**Assignment**
Set the listing down unchanged, minus every embedded image.
^^^^
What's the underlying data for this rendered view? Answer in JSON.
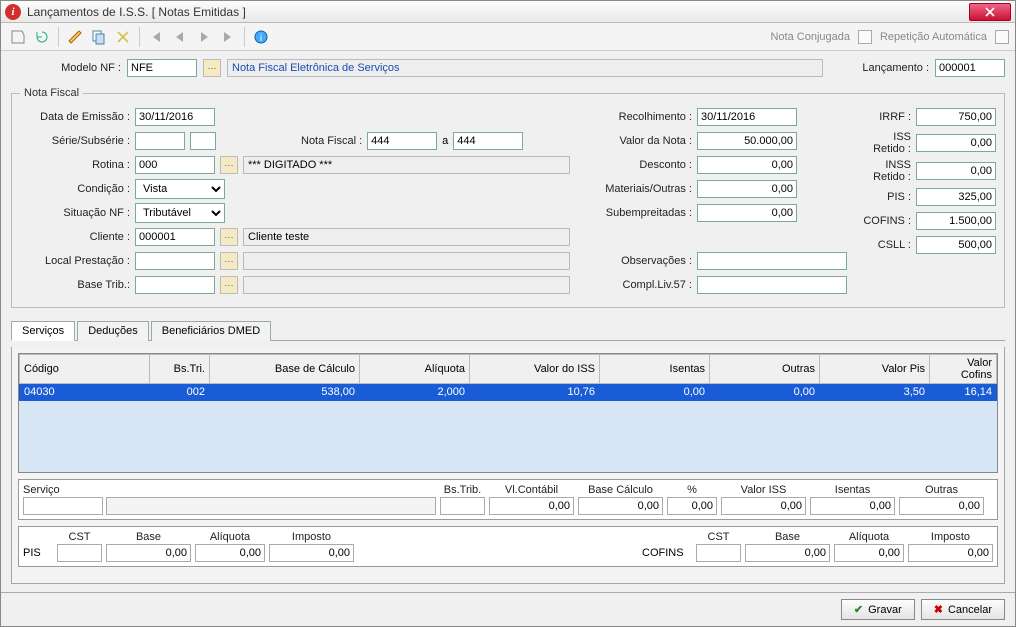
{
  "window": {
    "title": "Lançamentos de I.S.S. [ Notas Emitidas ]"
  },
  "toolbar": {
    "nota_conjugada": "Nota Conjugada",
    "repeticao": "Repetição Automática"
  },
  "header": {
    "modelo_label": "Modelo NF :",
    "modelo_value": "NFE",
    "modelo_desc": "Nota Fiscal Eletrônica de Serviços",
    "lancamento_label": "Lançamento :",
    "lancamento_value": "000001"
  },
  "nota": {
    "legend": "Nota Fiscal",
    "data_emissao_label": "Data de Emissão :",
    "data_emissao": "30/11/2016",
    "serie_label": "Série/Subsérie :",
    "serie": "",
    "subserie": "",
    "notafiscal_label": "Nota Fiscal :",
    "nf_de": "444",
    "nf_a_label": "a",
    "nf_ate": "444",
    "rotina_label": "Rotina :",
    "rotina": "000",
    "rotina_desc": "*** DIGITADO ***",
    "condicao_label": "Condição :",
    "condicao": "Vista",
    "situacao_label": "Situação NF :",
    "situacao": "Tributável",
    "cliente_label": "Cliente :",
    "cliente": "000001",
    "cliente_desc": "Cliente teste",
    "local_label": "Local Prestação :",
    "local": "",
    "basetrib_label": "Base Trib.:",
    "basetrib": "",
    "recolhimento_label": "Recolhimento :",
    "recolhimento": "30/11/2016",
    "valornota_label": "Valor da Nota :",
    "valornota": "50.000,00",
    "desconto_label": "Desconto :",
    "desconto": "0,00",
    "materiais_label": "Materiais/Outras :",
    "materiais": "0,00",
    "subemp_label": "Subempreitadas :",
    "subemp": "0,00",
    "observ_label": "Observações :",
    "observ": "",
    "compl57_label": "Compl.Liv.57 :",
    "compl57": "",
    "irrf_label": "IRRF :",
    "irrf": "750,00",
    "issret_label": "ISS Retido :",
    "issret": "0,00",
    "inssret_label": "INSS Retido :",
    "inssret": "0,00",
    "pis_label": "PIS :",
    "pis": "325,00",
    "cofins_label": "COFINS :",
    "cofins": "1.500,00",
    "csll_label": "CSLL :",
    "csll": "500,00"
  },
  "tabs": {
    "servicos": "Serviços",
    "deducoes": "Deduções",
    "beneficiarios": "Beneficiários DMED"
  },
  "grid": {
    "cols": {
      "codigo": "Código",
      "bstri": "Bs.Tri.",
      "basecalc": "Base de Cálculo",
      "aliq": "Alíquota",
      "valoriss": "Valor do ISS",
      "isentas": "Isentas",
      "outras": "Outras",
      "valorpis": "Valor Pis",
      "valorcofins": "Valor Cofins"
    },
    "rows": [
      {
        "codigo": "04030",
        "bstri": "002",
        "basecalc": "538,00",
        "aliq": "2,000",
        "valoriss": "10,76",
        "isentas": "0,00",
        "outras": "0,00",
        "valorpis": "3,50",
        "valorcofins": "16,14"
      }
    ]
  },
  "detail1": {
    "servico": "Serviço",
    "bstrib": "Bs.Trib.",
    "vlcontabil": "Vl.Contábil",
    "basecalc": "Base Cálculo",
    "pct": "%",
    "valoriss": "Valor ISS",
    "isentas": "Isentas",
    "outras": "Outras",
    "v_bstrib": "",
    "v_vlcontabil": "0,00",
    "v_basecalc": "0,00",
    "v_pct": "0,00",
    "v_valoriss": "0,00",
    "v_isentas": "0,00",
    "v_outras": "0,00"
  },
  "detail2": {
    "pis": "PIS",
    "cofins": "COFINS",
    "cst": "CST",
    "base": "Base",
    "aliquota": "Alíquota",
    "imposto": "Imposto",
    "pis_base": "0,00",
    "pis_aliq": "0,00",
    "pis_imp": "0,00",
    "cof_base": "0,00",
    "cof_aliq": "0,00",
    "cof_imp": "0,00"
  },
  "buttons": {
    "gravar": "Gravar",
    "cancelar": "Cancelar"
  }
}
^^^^
**Solution for this problem**
What's the underlying data for this rendered view? Answer in JSON.
{
  "window": {
    "title": "Lançamentos de I.S.S. [ Notas Emitidas ]"
  },
  "toolbar": {
    "nota_conjugada": "Nota Conjugada",
    "repeticao": "Repetição Automática"
  },
  "header": {
    "modelo_label": "Modelo NF :",
    "modelo_value": "NFE",
    "modelo_desc": "Nota Fiscal Eletrônica de Serviços",
    "lancamento_label": "Lançamento :",
    "lancamento_value": "000001"
  },
  "nota": {
    "legend": "Nota Fiscal",
    "data_emissao_label": "Data de Emissão :",
    "data_emissao": "30/11/2016",
    "serie_label": "Série/Subsérie :",
    "serie": "",
    "subserie": "",
    "notafiscal_label": "Nota Fiscal :",
    "nf_de": "444",
    "nf_a_label": "a",
    "nf_ate": "444",
    "rotina_label": "Rotina :",
    "rotina": "000",
    "rotina_desc": "*** DIGITADO ***",
    "condicao_label": "Condição :",
    "condicao": "Vista",
    "situacao_label": "Situação NF :",
    "situacao": "Tributável",
    "cliente_label": "Cliente :",
    "cliente": "000001",
    "cliente_desc": "Cliente teste",
    "local_label": "Local Prestação :",
    "local": "",
    "basetrib_label": "Base Trib.:",
    "basetrib": "",
    "recolhimento_label": "Recolhimento :",
    "recolhimento": "30/11/2016",
    "valornota_label": "Valor da Nota :",
    "valornota": "50.000,00",
    "desconto_label": "Desconto :",
    "desconto": "0,00",
    "materiais_label": "Materiais/Outras :",
    "materiais": "0,00",
    "subemp_label": "Subempreitadas :",
    "subemp": "0,00",
    "observ_label": "Observações :",
    "observ": "",
    "compl57_label": "Compl.Liv.57 :",
    "compl57": "",
    "irrf_label": "IRRF :",
    "irrf": "750,00",
    "issret_label": "ISS Retido :",
    "issret": "0,00",
    "inssret_label": "INSS Retido :",
    "inssret": "0,00",
    "pis_label": "PIS :",
    "pis": "325,00",
    "cofins_label": "COFINS :",
    "cofins": "1.500,00",
    "csll_label": "CSLL :",
    "csll": "500,00"
  },
  "tabs": {
    "servicos": "Serviços",
    "deducoes": "Deduções",
    "beneficiarios": "Beneficiários DMED"
  },
  "grid": {
    "cols": {
      "codigo": "Código",
      "bstri": "Bs.Tri.",
      "basecalc": "Base de Cálculo",
      "aliq": "Alíquota",
      "valoriss": "Valor do ISS",
      "isentas": "Isentas",
      "outras": "Outras",
      "valorpis": "Valor Pis",
      "valorcofins": "Valor Cofins"
    },
    "rows": [
      {
        "codigo": "04030",
        "bstri": "002",
        "basecalc": "538,00",
        "aliq": "2,000",
        "valoriss": "10,76",
        "isentas": "0,00",
        "outras": "0,00",
        "valorpis": "3,50",
        "valorcofins": "16,14"
      }
    ]
  },
  "detail1": {
    "servico": "Serviço",
    "bstrib": "Bs.Trib.",
    "vlcontabil": "Vl.Contábil",
    "basecalc": "Base Cálculo",
    "pct": "%",
    "valoriss": "Valor ISS",
    "isentas": "Isentas",
    "outras": "Outras",
    "v_bstrib": "",
    "v_vlcontabil": "0,00",
    "v_basecalc": "0,00",
    "v_pct": "0,00",
    "v_valoriss": "0,00",
    "v_isentas": "0,00",
    "v_outras": "0,00"
  },
  "detail2": {
    "pis": "PIS",
    "cofins": "COFINS",
    "cst": "CST",
    "base": "Base",
    "aliquota": "Alíquota",
    "imposto": "Imposto",
    "pis_base": "0,00",
    "pis_aliq": "0,00",
    "pis_imp": "0,00",
    "cof_base": "0,00",
    "cof_aliq": "0,00",
    "cof_imp": "0,00"
  },
  "buttons": {
    "gravar": "Gravar",
    "cancelar": "Cancelar"
  }
}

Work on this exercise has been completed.